Herbert Smith Freehills review four decisions from Malaysia’s Court of Appeal relating to applications made in support of arbitration to restrain the calling of performance bonds in the construction sector.
In East Coast Economic Region Development Council v Inai Kiara Sdn Bhd & Another (Civil Appeal No. W-02(IM)(NCVC)-1048-05/2018), the Court of Appeal reversed the injunction granted by the High Court to restrain the employer from calling on the performance bond, and granted a stay of litigation proceedings in favour of arbitration, holding that an ongoing arbitration between the parties is not of itself a valid reason to stop the call on a performance bond.
In Target Resources Sdn Bhd v THP Bina Sdn Bhd (Civil Appeal No. B-02(C)(A)-664-03/2018), the dispute related to the termination of a construction contract which was pending determination in arbitration. The contractor applied for an interim injunction to restrain the employer from receiving the proceeds under a bank guarantee, and from making any further demand on the bank guarantee pending the resolution of the arbitration, on the basis that it would be unconscionable for the employer to receive the proceeds under the bank guarantee. The CA considered that there was sufficient evidence of unconscionable conduct and granted the injunction.

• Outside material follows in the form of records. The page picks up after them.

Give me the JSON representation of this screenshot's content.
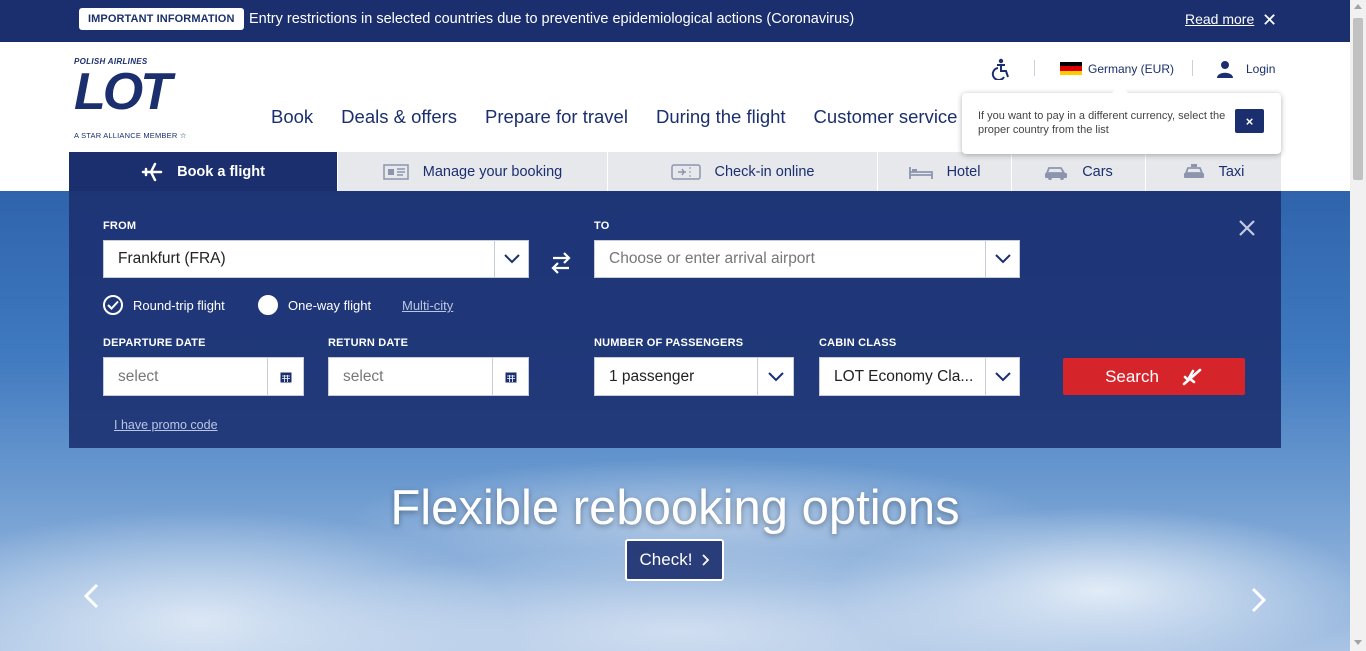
{
  "notice": {
    "badge": "IMPORTANT INFORMATION",
    "text": "Entry restrictions in selected countries due to preventive epidemiological actions (Coronavirus)",
    "link": "Read more"
  },
  "logo": {
    "top": "POLISH AIRLINES",
    "main": "LOT",
    "bottom": "A STAR ALLIANCE MEMBER"
  },
  "nav": [
    "Book",
    "Deals & offers",
    "Prepare for travel",
    "During the flight",
    "Customer service"
  ],
  "header": {
    "country": "Germany (EUR)",
    "login": "Login"
  },
  "tooltip": {
    "text": "If you want to pay in a different currency, select the proper country from the list",
    "close": "×"
  },
  "tabs": [
    {
      "label": "Book a flight",
      "icon": "plane-icon"
    },
    {
      "label": "Manage your booking",
      "icon": "ticket-icon"
    },
    {
      "label": "Check-in online",
      "icon": "boarding-pass-icon"
    },
    {
      "label": "Hotel",
      "icon": "bed-icon"
    },
    {
      "label": "Cars",
      "icon": "car-icon"
    },
    {
      "label": "Taxi",
      "icon": "taxi-icon"
    }
  ],
  "booking": {
    "from_label": "FROM",
    "from_value": "Frankfurt (FRA)",
    "to_label": "TO",
    "to_placeholder": "Choose or enter arrival airport",
    "trip_types": {
      "round_trip": "Round-trip flight",
      "one_way": "One-way flight",
      "multi_city": "Multi-city",
      "selected": "Round-trip flight"
    },
    "departure_label": "DEPARTURE DATE",
    "departure_placeholder": "select",
    "return_label": "RETURN DATE",
    "return_placeholder": "select",
    "passengers_label": "NUMBER OF PASSENGERS",
    "passengers_value": "1 passenger",
    "cabin_label": "CABIN CLASS",
    "cabin_value": "LOT Economy Cla...",
    "search": "Search",
    "promo": "I have promo code"
  },
  "hero": {
    "title": "Flexible rebooking options",
    "cta": "Check!"
  },
  "colors": {
    "brand": "#1b2f6e",
    "search": "#d6242b",
    "tab_inactive": "#e6e8ec"
  }
}
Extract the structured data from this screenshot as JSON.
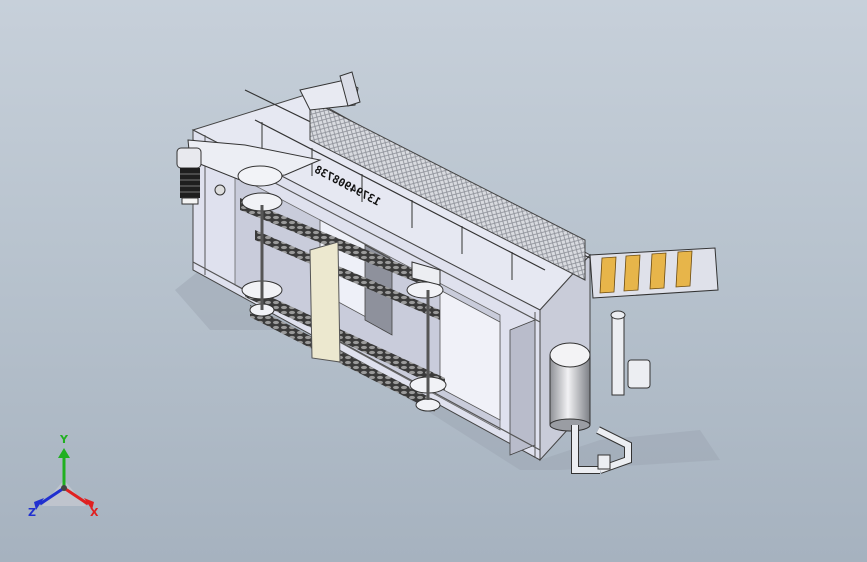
{
  "viewport": {
    "background_top": "#c7d0da",
    "background_bottom": "#a6b2bf"
  },
  "model": {
    "side_text": "13794908738",
    "frame_color": "#e4e6f0",
    "chain_color": "#2a2a2a",
    "door_color": "#ece8cf"
  },
  "triad": {
    "x_label": "X",
    "y_label": "Y",
    "z_label": "Z",
    "x_color": "#e02020",
    "y_color": "#20b020",
    "z_color": "#2030d0"
  }
}
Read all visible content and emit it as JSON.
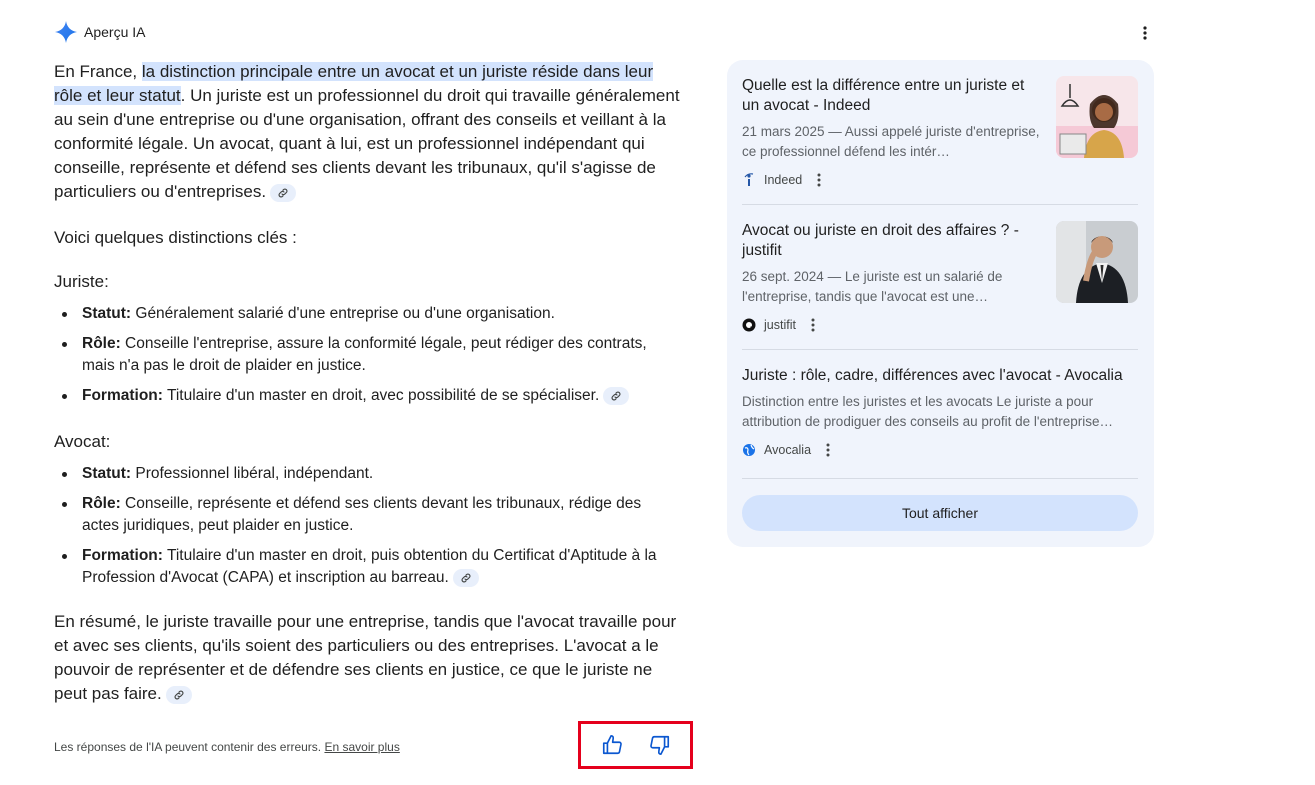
{
  "header": {
    "title": "Aperçu IA",
    "icon": "gemini-spark-icon"
  },
  "answer": {
    "para1_prefix": "En France, ",
    "para1_highlight": "la distinction principale entre un avocat et un juriste réside dans leur rôle et leur statut",
    "para1_rest": ". Un juriste est un professionnel du droit qui travaille généralement au sein d'une entreprise ou d'une organisation, offrant des conseils et veillant à la conformité légale. Un avocat, quant à lui, est un professionnel indépendant qui conseille, représente et défend ses clients devant les tribunaux, qu'il s'agisse de particuliers ou d'entreprises.",
    "intro": "Voici quelques distinctions clés :",
    "juriste_heading": "Juriste:",
    "juriste_items": [
      {
        "label": "Statut:",
        "text": " Généralement salarié d'une entreprise ou d'une organisation."
      },
      {
        "label": "Rôle:",
        "text": " Conseille l'entreprise, assure la conformité légale, peut rédiger des contrats, mais n'a pas le droit de plaider en justice."
      },
      {
        "label": "Formation:",
        "text": " Titulaire d'un master en droit, avec possibilité de se spécialiser."
      }
    ],
    "avocat_heading": "Avocat:",
    "avocat_items": [
      {
        "label": "Statut:",
        "text": " Professionnel libéral, indépendant."
      },
      {
        "label": "Rôle:",
        "text": " Conseille, représente et défend ses clients devant les tribunaux, rédige des actes juridiques, peut plaider en justice."
      },
      {
        "label": "Formation:",
        "text": " Titulaire d'un master en droit, puis obtention du Certificat d'Aptitude à la Profession d'Avocat (CAPA) et inscription au barreau."
      }
    ],
    "summary": "En résumé, le juriste travaille pour une entreprise, tandis que l'avocat travaille pour et avec ses clients, qu'ils soient des particuliers ou des entreprises. L'avocat a le pouvoir de représenter et de défendre ses clients en justice, ce que le juriste ne peut pas faire."
  },
  "footer": {
    "disclaimer": "Les réponses de l'IA peuvent contenir des erreurs. ",
    "learn_more": "En savoir plus"
  },
  "sources": [
    {
      "title": "Quelle est la différence entre un juriste et un avocat - Indeed",
      "snippet": "21 mars 2025 — Aussi appelé juriste d'entreprise, ce professionnel défend les intér…",
      "site": "Indeed"
    },
    {
      "title": "Avocat ou juriste en droit des affaires ? - justifit",
      "snippet": "26 sept. 2024 — Le juriste est un salarié de l'entreprise, tandis que l'avocat est une…",
      "site": "justifit"
    },
    {
      "title": "Juriste : rôle, cadre, différences avec l'avocat - Avocalia",
      "snippet": "Distinction entre les juristes et les avocats Le juriste a pour attribution de prodiguer des conseils au profit de l'entreprise…",
      "site": "Avocalia"
    }
  ],
  "show_all": "Tout afficher",
  "colors": {
    "highlight": "#d3e3fd",
    "panel_bg": "#f0f4fc",
    "feedback_border": "#e5001c",
    "accent": "#0b57d0"
  }
}
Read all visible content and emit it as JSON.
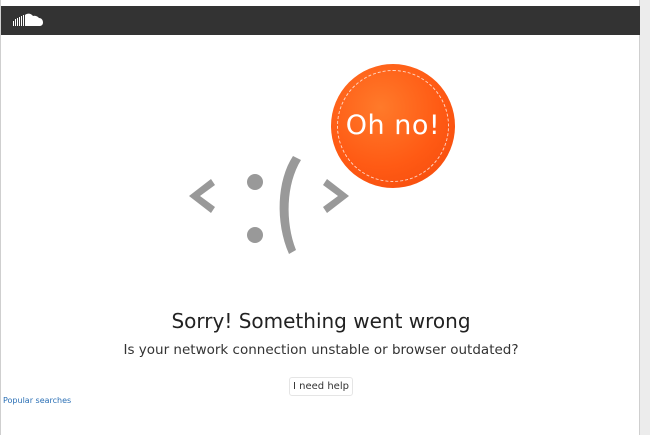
{
  "header": {
    "logo_icon": "soundcloud-cloud-icon"
  },
  "error": {
    "badge_text": "Oh no!",
    "face_icon": "sad-face-code-icon",
    "title": "Sorry! Something went wrong",
    "subtitle": "Is your network connection unstable or browser outdated?",
    "help_button_label": "I need help"
  },
  "footer": {
    "popular_searches_label": "Popular searches"
  },
  "colors": {
    "header_bg": "#333333",
    "badge": "#ff5a14",
    "glyph": "#999999",
    "link": "#2a6fb5"
  }
}
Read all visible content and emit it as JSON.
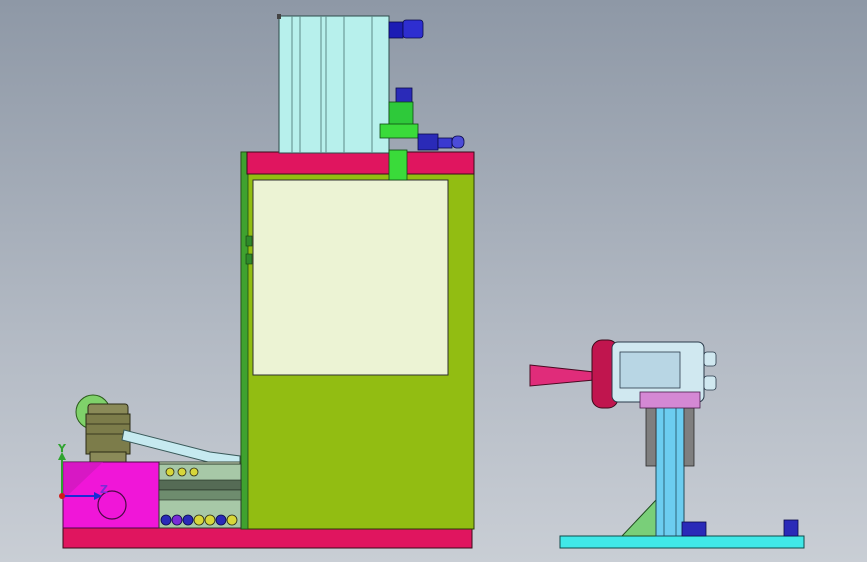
{
  "viewport": {
    "background_top": "#8e98a6",
    "background_bottom": "#c9ced5"
  },
  "triad": {
    "y_label": "Y",
    "z_label": "Z",
    "y_color": "#2fa32f",
    "z_color": "#1a2bd6",
    "origin_color": "#d11a1a",
    "z_text_color": "#7b2bd6"
  },
  "colors": {
    "cabinet_body": "#92bd12",
    "cabinet_top_band": "#e0155f",
    "cabinet_window": "#ecf3d4",
    "cylinder": "#b7f0ec",
    "base_plate": "#e0155f",
    "pink_block": "#f016d8",
    "fixture_plate": "#40e8e8",
    "head_red": "#c0154e"
  },
  "icons": {
    "triad": "coordinate-triad-icon"
  }
}
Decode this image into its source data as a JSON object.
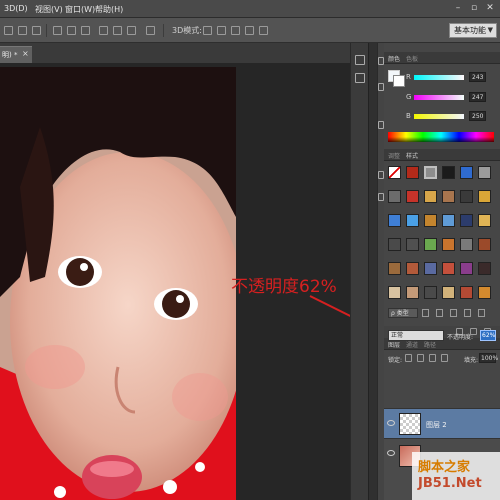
{
  "menubar": {
    "items": [
      "3D(D)",
      "视图(V)",
      "窗口(W)",
      "帮助(H)"
    ],
    "window_controls": [
      "–",
      "▫",
      "✕"
    ]
  },
  "options_bar": {
    "mode_label": "3D模式:",
    "workspace": "基本功能"
  },
  "document": {
    "tab_label": "明) *",
    "close": "×"
  },
  "annotation": {
    "text": "不透明度62%",
    "color": "#d62020"
  },
  "color_panel": {
    "tabs": [
      "颜色",
      "色板"
    ],
    "channels": [
      {
        "label": "R",
        "value": "243"
      },
      {
        "label": "G",
        "value": "247"
      },
      {
        "label": "B",
        "value": "250"
      }
    ],
    "foreground_color": "#f3f7fa"
  },
  "styles_panel": {
    "tabs": [
      "调整",
      "样式"
    ]
  },
  "layers_panel": {
    "tabs": [
      "图层",
      "通道",
      "路径"
    ],
    "kind_filter": "ρ 类型",
    "blend_mode": "正常",
    "opacity_label": "不透明度:",
    "opacity_value": "62%",
    "lock_label": "锁定:",
    "fill_label": "填充:",
    "fill_value": "100%",
    "layers": [
      {
        "name": "图层 2",
        "selected": true
      },
      {
        "name": "",
        "selected": false
      }
    ]
  },
  "watermark": {
    "line1": "脚本之家",
    "line2": "JB51.Net"
  }
}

In Maxwell Accent JV Sdn Bhd v Kuala Lumpur Aviation Fuelling System Sdn Bhd (Civil Appeal No. W-02(C)(A)-827-04/2017), the contractor applied for an injunction to restrain the employer from calling on or receiving the proceeds under a bank guarantee pending the commencement and disposal of their dispute by arbitration; the CA granted the injunction, noting that there was sufficient evidence to demonstrate a strong prima facie case that the events leading to the call and conduct of the employer were of such degree as to “prick the conscience of a reasonable and sensible man”.
In Dunggon Jaya Sdn Bhd v Aeropod Sdn Bhd and Another (Civil Appeal Nos. S-02(NCVC)(A)-1146-06/2017 and S-02(NCVC)(A)-1147-06/2017), the contractor alleged that under the express terms of the bank guarantee, monies could only be released by the guarantor bank once the contractor was adjudicated to be in breach of the contract. Although the CA noted that the bank guarantee was an unconditional and on-demand performance bond, the employer was restrained from calling on the bank guarantee on the basis that it was unconscionable to do so.
The authors note that while these cases relate to the Malaysian construction sector and domestic arbitration, they illustrate the importance of being conscious to the choice of law and arbitral seat of a performance bond in the international construction industry. In particular, where possible, a party should be aware of the various options available for contracting out of the possibility of injunctions restraining calls on performance bonds at the negotiation and drafting stage by defining trigger events in advance; seek to exclude unconscionability as a ground to restrain a call on a bond; and agreeing to a law governing a performance bond which does not adopt unconscionability as an exception, such as English law